Omit the images, then output each of the records below exactly.

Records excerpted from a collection
◆ ◆ ◆ ◆ ◆ ◆ ◆
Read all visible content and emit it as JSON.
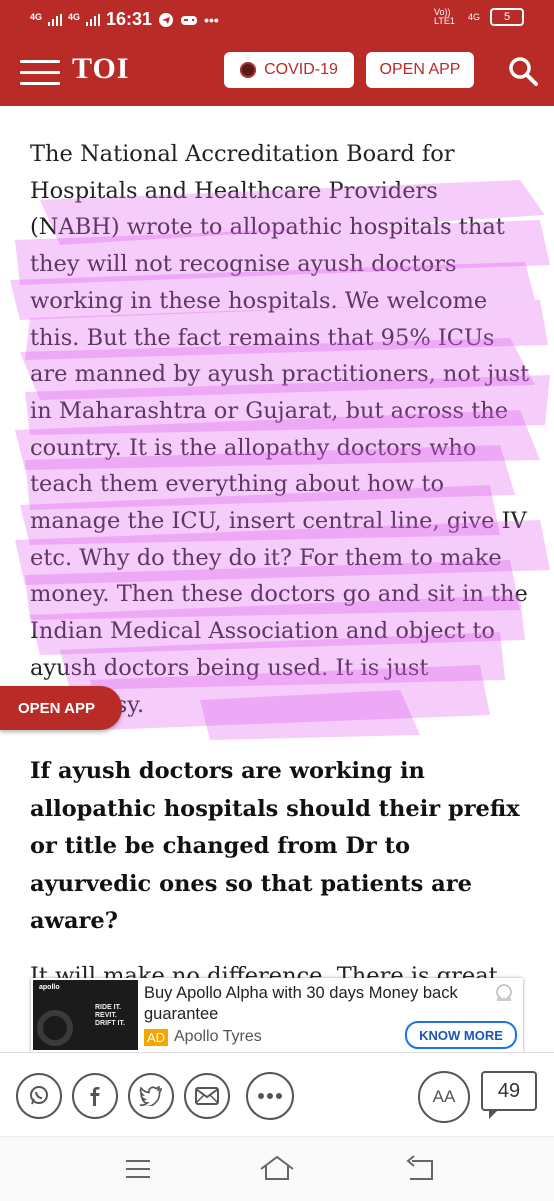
{
  "status_bar": {
    "time": "16:31",
    "network_1": "4G",
    "network_2": "4G",
    "volte": "Vo)) LTE1",
    "network_right": "4G",
    "battery": "5"
  },
  "header": {
    "logo": "TOI",
    "covid_label": "COVID-19",
    "open_app_label": "OPEN APP"
  },
  "article": {
    "paragraph": "The National Accreditation Board for Hospitals and Healthcare Providers (NABH) wrote to allopathic hospitals that they will not recognise ayush doctors working in these hospitals. We welcome this. But the fact remains that 95% ICUs are manned by ayush practitioners, not just in Maharashtra or Gujarat, but across the country. It is the allopathy doctors who teach them everything about how to manage the ICU, insert central line, give IV etc. Why do they do it? For them to make money. Then these doctors go and sit in the Indian Medical Association and object to ayush doctors being used. It is just hypocrisy.",
    "question": "If ayush doctors are working in allopathic hospitals should their prefix or title be changed from Dr to ayurvedic ones so that patients are aware?",
    "next_paragraph_partial": "It will make no difference. There is great"
  },
  "floating_button": {
    "label": "OPEN APP"
  },
  "ad": {
    "headline": "Buy Apollo Alpha with 30 days Money back guarantee",
    "badge": "AD",
    "advertiser": "Apollo Tyres",
    "cta": "KNOW MORE",
    "image_brand": "apollo",
    "image_tagline": "RIDE IT. REVIT. DRIFT IT."
  },
  "toolbar": {
    "comment_count": "49",
    "text_size_label": "AA"
  },
  "colors": {
    "brand_red": "#b92b27",
    "highlighter": "#e060f0",
    "cta_blue": "#1a73e8"
  },
  "icons": [
    "whatsapp-icon",
    "facebook-icon",
    "twitter-icon",
    "email-icon",
    "more-icon",
    "text-size-icon",
    "comments-icon",
    "search-icon",
    "menu-icon"
  ]
}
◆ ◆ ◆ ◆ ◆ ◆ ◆
# [Exercise answer]
Read all visible content and emit it as JSON.
{
  "status_bar": {
    "time": "16:31",
    "network_1": "4G",
    "network_2": "4G",
    "volte": "Vo)) LTE1",
    "network_right": "4G",
    "battery": "5"
  },
  "header": {
    "logo": "TOI",
    "covid_label": "COVID-19",
    "open_app_label": "OPEN APP"
  },
  "article": {
    "paragraph": "The National Accreditation Board for Hospitals and Healthcare Providers (NABH) wrote to allopathic hospitals that they will not recognise ayush doctors working in these hospitals. We welcome this. But the fact remains that 95% ICUs are manned by ayush practitioners, not just in Maharashtra or Gujarat, but across the country. It is the allopathy doctors who teach them everything about how to manage the ICU, insert central line, give IV etc. Why do they do it? For them to make money. Then these doctors go and sit in the Indian Medical Association and object to ayush doctors being used. It is just hypocrisy.",
    "question": "If ayush doctors are working in allopathic hospitals should their prefix or title be changed from Dr to ayurvedic ones so that patients are aware?",
    "next_paragraph_partial": "It will make no difference. There is great"
  },
  "floating_button": {
    "label": "OPEN APP"
  },
  "ad": {
    "headline": "Buy Apollo Alpha with 30 days Money back guarantee",
    "badge": "AD",
    "advertiser": "Apollo Tyres",
    "cta": "KNOW MORE",
    "image_brand": "apollo",
    "image_tagline": "RIDE IT. REVIT. DRIFT IT."
  },
  "toolbar": {
    "comment_count": "49",
    "text_size_label": "AA"
  },
  "colors": {
    "brand_red": "#b92b27",
    "highlighter": "#e060f0",
    "cta_blue": "#1a73e8"
  },
  "icons": [
    "whatsapp-icon",
    "facebook-icon",
    "twitter-icon",
    "email-icon",
    "more-icon",
    "text-size-icon",
    "comments-icon",
    "search-icon",
    "menu-icon"
  ]
}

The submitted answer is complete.